Nokia retained a catalogue of thousands of wireless communications patents that is steadily growing thanks to a thriving research operation. Now an attempt to change how those patents are monetised has led Nokia into court with Daimler, the maker of Mercedes-Benz cars.
A ruling a few weeks ago in Germany sided with Nokia, and more verdicts are pending later in September.
Modern automobiles are so brimming with electronic gadgetry that the industry has casually likened its products to smartphones on wheels. Wireless technology allows occupants to make calls, stream music or dial up emergency services in case of an accident. Traditionally, automakers require that their components makers, be it Continental or Robert Bosch, handle any royalty issues, and indemnify them for any patent demands that may come later.
In a bid to streamline the process, wireless-technology companies from Qualcomm to Sharp and Nokia joined forces in the Avanci patent pool, which promises to collect royalties from the car industry by offering a fixed price per vehicle, currently running at $15 a car for a 4G-standard license.
“There has to be a solution and we feel we are the solution,” said Kasim Alfalahi, the founder and CEO of Avanci. “It’s a fair price for the value of the technology in the car.”
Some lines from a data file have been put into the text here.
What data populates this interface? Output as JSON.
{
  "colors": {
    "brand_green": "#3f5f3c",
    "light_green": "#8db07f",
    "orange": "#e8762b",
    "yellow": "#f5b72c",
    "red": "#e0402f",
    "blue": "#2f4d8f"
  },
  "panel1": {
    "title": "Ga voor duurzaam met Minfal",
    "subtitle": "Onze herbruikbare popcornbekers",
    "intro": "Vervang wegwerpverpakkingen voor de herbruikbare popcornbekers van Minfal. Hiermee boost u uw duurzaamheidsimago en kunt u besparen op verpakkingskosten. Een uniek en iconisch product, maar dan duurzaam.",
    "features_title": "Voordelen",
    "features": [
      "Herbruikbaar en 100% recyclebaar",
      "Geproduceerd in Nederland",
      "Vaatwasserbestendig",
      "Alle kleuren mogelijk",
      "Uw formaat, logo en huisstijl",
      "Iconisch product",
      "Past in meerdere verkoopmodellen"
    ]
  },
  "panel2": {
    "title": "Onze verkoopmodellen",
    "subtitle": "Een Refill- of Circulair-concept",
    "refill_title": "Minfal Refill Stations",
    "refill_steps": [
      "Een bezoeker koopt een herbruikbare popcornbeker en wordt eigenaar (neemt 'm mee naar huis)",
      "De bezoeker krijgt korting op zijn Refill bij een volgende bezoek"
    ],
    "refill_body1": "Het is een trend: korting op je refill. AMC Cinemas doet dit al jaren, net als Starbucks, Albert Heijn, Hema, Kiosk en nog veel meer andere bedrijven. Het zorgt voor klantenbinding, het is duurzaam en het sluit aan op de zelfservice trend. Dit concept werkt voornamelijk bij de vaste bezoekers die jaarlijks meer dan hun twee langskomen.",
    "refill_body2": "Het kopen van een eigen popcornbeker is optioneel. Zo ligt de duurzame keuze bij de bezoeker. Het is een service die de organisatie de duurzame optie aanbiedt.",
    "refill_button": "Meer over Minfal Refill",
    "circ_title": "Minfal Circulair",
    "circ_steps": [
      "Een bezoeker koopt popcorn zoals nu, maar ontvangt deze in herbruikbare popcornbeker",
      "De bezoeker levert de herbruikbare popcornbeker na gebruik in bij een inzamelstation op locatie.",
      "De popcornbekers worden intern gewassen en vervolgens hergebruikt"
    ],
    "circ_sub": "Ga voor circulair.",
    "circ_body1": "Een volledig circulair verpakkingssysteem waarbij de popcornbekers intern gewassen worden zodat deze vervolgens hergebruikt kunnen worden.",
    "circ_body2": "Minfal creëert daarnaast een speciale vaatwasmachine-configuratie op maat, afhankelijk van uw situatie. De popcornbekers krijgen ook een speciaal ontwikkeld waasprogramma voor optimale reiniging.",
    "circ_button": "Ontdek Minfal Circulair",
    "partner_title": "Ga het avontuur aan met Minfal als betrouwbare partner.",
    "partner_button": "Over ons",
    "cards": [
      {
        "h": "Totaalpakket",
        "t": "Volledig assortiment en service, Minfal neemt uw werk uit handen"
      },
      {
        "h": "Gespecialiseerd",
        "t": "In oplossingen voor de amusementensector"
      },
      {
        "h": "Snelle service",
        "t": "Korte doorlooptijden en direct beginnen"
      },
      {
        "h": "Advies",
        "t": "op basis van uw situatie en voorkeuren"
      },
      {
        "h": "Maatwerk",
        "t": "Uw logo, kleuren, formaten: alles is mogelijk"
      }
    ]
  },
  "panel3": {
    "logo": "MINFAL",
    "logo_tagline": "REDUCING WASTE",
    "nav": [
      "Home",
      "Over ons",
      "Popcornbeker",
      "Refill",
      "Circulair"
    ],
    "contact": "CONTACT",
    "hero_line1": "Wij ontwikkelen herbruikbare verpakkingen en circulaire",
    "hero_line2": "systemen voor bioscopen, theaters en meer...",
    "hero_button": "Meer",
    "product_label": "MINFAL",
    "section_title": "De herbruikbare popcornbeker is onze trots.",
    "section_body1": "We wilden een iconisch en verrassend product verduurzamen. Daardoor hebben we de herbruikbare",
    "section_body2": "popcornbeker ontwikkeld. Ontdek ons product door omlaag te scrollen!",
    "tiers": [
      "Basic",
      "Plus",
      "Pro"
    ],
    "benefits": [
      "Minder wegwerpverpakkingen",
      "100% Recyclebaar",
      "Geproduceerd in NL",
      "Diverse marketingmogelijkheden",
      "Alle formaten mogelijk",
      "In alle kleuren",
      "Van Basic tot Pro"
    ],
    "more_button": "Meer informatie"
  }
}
Trouble is that Daimler disagrees and has no desire to sign up. Instead, the company wants to maintain the practice of suppliers negotiating the licenses, ideally at a fraction of the umbrella-deal cost. Nokia is trying to enforce its approach via a high-stakes court battle, with hearings in Munich, Dusseldorf and Mannheim. It’s here that the Finns struck legal gold: the company won an injunction that could stop Daimler from selling cars in Germany, which would be a suicidal situation for the inventor of the automobile on its home turf.
One consolation for Daimler is that enforcing a car-sale ban would require Nokia to post collateral of ^7 billion ($8.3 billion) in a separate proceeding, a risky proposition for the Finnish company given the huge outlay.